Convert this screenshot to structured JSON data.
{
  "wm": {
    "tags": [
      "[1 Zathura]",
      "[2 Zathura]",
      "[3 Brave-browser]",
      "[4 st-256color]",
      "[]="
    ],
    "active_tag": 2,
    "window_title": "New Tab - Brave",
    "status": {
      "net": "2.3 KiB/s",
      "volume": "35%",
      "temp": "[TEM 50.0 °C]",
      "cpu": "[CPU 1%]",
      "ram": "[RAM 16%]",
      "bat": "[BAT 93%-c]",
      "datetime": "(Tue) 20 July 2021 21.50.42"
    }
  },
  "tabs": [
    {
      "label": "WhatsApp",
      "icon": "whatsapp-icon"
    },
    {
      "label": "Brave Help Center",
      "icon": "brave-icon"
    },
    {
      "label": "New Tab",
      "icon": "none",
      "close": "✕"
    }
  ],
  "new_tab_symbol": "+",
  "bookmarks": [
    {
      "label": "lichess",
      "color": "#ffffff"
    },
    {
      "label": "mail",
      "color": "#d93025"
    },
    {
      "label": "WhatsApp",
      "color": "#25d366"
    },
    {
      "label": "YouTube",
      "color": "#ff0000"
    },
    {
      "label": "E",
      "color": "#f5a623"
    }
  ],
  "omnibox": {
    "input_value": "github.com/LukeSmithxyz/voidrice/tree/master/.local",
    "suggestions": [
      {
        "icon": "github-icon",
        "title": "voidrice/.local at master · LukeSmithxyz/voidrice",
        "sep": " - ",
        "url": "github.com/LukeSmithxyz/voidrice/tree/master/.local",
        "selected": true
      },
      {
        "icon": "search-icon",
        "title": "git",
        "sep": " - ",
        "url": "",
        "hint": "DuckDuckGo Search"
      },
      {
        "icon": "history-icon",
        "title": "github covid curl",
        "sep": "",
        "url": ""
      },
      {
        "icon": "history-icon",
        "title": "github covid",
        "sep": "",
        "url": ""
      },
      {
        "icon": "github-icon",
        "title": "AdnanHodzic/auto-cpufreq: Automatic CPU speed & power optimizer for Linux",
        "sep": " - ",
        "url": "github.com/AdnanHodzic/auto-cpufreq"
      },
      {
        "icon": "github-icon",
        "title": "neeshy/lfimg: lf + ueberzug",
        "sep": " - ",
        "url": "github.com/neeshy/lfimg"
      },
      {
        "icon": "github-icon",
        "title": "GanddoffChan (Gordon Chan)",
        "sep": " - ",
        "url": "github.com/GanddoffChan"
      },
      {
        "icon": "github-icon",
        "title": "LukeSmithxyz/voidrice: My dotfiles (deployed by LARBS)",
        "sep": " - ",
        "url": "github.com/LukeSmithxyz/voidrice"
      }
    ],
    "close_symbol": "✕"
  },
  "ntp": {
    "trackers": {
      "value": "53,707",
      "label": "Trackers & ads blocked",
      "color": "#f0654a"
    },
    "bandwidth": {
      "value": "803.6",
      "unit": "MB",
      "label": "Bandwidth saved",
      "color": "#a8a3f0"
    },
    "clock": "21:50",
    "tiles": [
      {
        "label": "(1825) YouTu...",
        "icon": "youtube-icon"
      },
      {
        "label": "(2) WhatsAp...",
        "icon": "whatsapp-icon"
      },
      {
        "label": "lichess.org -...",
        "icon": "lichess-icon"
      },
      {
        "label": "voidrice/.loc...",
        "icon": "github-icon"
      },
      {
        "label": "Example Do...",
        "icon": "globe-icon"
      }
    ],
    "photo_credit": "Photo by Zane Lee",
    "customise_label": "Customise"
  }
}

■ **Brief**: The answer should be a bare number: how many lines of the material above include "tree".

■ **Response to the exercise**: 2